The Big 12 doesn't have everybody worth watching. West Virginia has Pat White, who can hurt opponents with both his legs and his arm. Georgia has a running back named Knowshon Moreno, who was the SEC's best freshman last season. In addition to Tebow, Florida has Percy Harvin, a double-threat receiver-runner. Ohio State has perhaps the best defensive player in the country in James Laurinaitis, who was both the Butkus Award winner and the Big Ten defensive player of the year.
But if I had my choice of any defensive player in the country, I'd likely start with South Florida's George Selvie. He wears No. 95 and he runs people down -- quarterbacks, running backs, wide receivers, anybody. He's the kind of player offensive linemen often have no answer for in college. He had a national-best 31.5 tackles for a loss and 14.5 sacks last year.
Wake Forest has a cornerback, Alphonso Smith, who picked off eight passes last season, which is impressive enough, and ran back three for touchdowns, which is outrageous.
Boise State's Ian Johnson, best known to casual fans for proposing to his cheerleader girlfriend after the 2007 Fiesta Bowl, will try for his third straight season with more than 1,000 rushing yards.
You pick up just about any preseason magazine and you'll see Georgia, Ohio State, Oklahoma, Missouri, Florida, Southern California or Louisiana State picked to win the national championship. They're all in everybody's top 10. And this season undoubtedly will have its share of voting controversies and noise over the BCS rankings.
You can waste time if you want wondering about how many games the 81-year-old Paterno has to win at Penn State this season to avoid being shown the door, or waste time following rumors over how much money Notre Dame boosters will have to raise to buy out Weis if Notre Dame fails to reach a bowl again.
But that's the angst of the college football season.

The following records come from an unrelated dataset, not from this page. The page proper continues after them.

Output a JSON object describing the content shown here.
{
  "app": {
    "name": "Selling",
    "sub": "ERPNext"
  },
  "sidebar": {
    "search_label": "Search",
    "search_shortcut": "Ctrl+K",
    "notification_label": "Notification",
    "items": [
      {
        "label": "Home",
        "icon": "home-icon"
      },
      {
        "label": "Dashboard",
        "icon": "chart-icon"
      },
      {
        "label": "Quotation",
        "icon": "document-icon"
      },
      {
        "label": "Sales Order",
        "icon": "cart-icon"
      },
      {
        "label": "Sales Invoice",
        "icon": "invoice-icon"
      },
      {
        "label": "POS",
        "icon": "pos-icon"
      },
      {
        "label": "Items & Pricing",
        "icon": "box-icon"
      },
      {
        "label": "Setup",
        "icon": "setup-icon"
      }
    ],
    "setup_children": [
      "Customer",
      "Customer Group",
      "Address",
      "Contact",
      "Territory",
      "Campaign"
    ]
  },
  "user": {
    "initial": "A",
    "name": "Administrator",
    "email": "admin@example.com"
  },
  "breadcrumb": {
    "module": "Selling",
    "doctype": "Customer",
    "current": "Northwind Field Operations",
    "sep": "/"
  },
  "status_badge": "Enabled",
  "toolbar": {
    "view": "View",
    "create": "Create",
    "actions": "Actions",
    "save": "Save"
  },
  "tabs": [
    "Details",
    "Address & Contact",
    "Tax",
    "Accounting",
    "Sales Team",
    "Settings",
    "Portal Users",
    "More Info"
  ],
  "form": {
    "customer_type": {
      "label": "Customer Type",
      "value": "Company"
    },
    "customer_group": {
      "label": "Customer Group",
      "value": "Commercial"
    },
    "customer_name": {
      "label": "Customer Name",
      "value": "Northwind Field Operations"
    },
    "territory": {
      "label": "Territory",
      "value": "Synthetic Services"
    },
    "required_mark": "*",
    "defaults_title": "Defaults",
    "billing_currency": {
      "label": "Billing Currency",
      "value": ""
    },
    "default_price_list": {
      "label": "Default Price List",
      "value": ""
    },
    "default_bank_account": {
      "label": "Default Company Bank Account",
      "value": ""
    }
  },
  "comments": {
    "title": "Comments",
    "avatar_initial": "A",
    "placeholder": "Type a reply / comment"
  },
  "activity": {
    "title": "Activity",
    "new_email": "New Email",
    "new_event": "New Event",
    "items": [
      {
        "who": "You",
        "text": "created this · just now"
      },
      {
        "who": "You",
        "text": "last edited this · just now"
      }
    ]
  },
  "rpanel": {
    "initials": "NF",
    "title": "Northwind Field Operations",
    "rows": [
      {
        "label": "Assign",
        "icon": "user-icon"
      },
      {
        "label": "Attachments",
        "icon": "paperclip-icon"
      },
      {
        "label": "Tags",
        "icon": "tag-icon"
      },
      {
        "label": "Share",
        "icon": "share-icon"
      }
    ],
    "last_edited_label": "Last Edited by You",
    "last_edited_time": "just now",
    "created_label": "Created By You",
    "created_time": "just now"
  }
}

The thrill of it is watching a long list of great players perform from tomorrow until the end of November, players who if we're lucky will give us a very different kind of college season than we've become all too accustomed to seeing.